▸ ASSIGNMENT: For the records below, report how many lines include the word "name". Only the number should appear.

[Data excerpts]

/---

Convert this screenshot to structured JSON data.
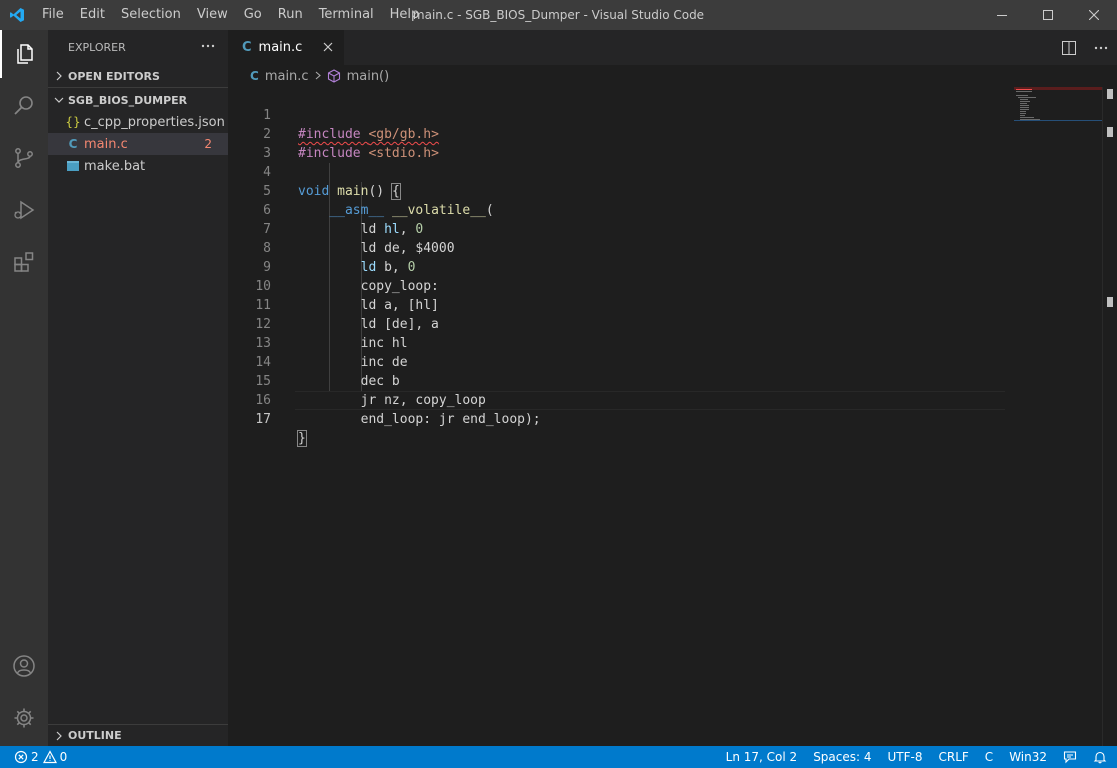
{
  "window": {
    "title": "main.c - SGB_BIOS_Dumper - Visual Studio Code",
    "menu": [
      "File",
      "Edit",
      "Selection",
      "View",
      "Go",
      "Run",
      "Terminal",
      "Help"
    ]
  },
  "sidebar": {
    "header": "EXPLORER",
    "open_editors": "OPEN EDITORS",
    "folder": "SGB_BIOS_DUMPER",
    "files": [
      {
        "name": "c_cpp_properties.json",
        "icon": "{}"
      },
      {
        "name": "main.c",
        "icon": "C",
        "badge": "2"
      },
      {
        "name": "make.bat",
        "icon": "bat-file-icon"
      }
    ],
    "outline": "OUTLINE"
  },
  "tab": {
    "icon": "C",
    "label": "main.c"
  },
  "breadcrumb": {
    "icon": "C",
    "file": "main.c",
    "symbol": "main()"
  },
  "editor": {
    "lines": [
      {
        "n": "1",
        "text": "#include <gb/gb.h>"
      },
      {
        "n": "2",
        "text": "#include <stdio.h>"
      },
      {
        "n": "3",
        "text": ""
      },
      {
        "n": "4",
        "text": "void main() {"
      },
      {
        "n": "5",
        "text": "    __asm__ __volatile__("
      },
      {
        "n": "6",
        "text": "        ld hl, 0"
      },
      {
        "n": "7",
        "text": "        ld de, $4000"
      },
      {
        "n": "8",
        "text": "        ld b, 0"
      },
      {
        "n": "9",
        "text": "        copy_loop:"
      },
      {
        "n": "10",
        "text": "        ld a, [hl]"
      },
      {
        "n": "11",
        "text": "        ld [de], a"
      },
      {
        "n": "12",
        "text": "        inc hl"
      },
      {
        "n": "13",
        "text": "        inc de"
      },
      {
        "n": "14",
        "text": "        dec b"
      },
      {
        "n": "15",
        "text": "        jr nz, copy_loop"
      },
      {
        "n": "16",
        "text": "        end_loop: jr end_loop);"
      },
      {
        "n": "17",
        "text": "}"
      }
    ]
  },
  "status": {
    "errors": "2",
    "warnings": "0",
    "position": "Ln 17, Col 2",
    "spaces": "Spaces: 4",
    "encoding": "UTF-8",
    "eol": "CRLF",
    "language": "C",
    "platform": "Win32"
  },
  "colors": {
    "accent": "#007acc",
    "activity_bar": "#333333",
    "sidebar": "#252526",
    "editor": "#1e1e1e",
    "titlebar": "#3c3c3c"
  }
}
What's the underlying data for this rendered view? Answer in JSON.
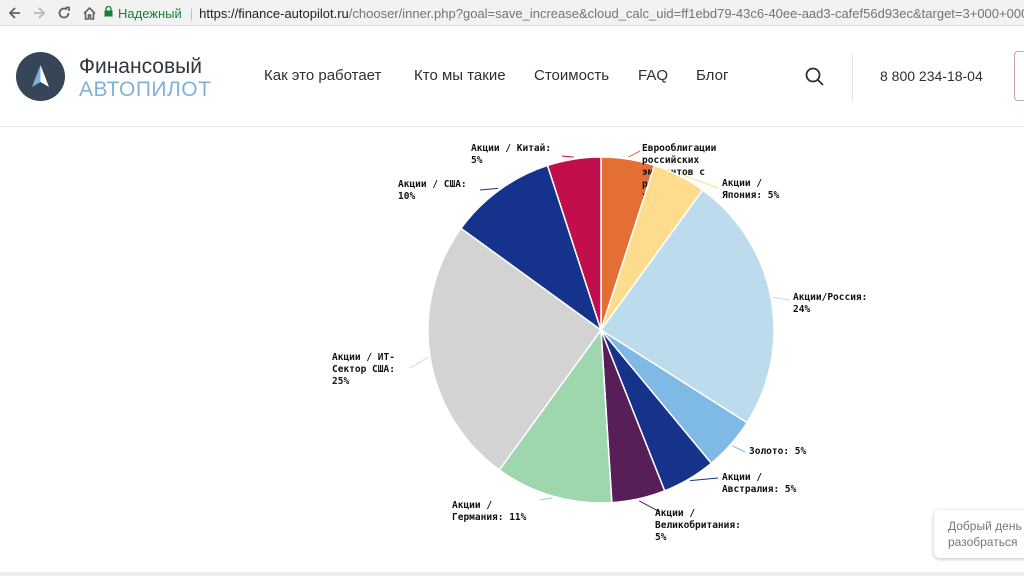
{
  "browser": {
    "secure_label": "Надежный",
    "url_host": "https://finance-autopilot.ru",
    "url_rest": "/chooser/inner.php?goal=save_increase&cloud_calc_uid=ff1ebd79-43c6-40ee-aad3-cafef56d93ec&target=3+000+000&p"
  },
  "header": {
    "logo_line1": "Финансовый",
    "logo_line2": "АВТОПИЛОТ",
    "menu": [
      "Как это работает",
      "Кто мы такие",
      "Стоимость",
      "FAQ",
      "Блог"
    ],
    "phone": "8 800 234-18-04"
  },
  "chart_data": {
    "type": "pie",
    "slices": [
      {
        "label": [
          "Еврооблигации",
          "российских",
          "эмитентов с",
          "рублевым",
          "хеджем: 5%"
        ],
        "value": 5,
        "color": "#e36f35"
      },
      {
        "label": [
          "Акции /",
          "Япония: 5%"
        ],
        "value": 5,
        "color": "#fddc8d"
      },
      {
        "label": [
          "Акции/Россия:",
          "24%"
        ],
        "value": 24,
        "color": "#bcdcee"
      },
      {
        "label": [
          "Золото: 5%"
        ],
        "value": 5,
        "color": "#7fb9e5"
      },
      {
        "label": [
          "Акции /",
          "Австралия: 5%"
        ],
        "value": 5,
        "color": "#16328a"
      },
      {
        "label": [
          "Акции /",
          "Великобритания:",
          "5%"
        ],
        "value": 5,
        "color": "#571e58"
      },
      {
        "label": [
          "Акции /",
          "Германия: 11%"
        ],
        "value": 11,
        "color": "#9ed6ae"
      },
      {
        "label": [
          "Акции / ИТ-",
          "Сектор США:",
          "25%"
        ],
        "value": 25,
        "color": "#d3d3d3"
      },
      {
        "label": [
          "Акции / США:",
          "10%"
        ],
        "value": 10,
        "color": "#15338c"
      },
      {
        "label": [
          "Акции / Китай:",
          "5%"
        ],
        "value": 5,
        "color": "#c20e4a"
      }
    ]
  },
  "chat_widget": {
    "line1": "Добрый день",
    "line2": "разобраться"
  },
  "icons": {
    "back": "arrow-left-icon",
    "forward": "arrow-right-icon",
    "reload": "reload-icon",
    "home": "home-icon",
    "lock": "lock-icon",
    "search": "search-icon",
    "logo": "paper-plane-logo-icon"
  }
}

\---

▸ WRITTEN ANSWER: 3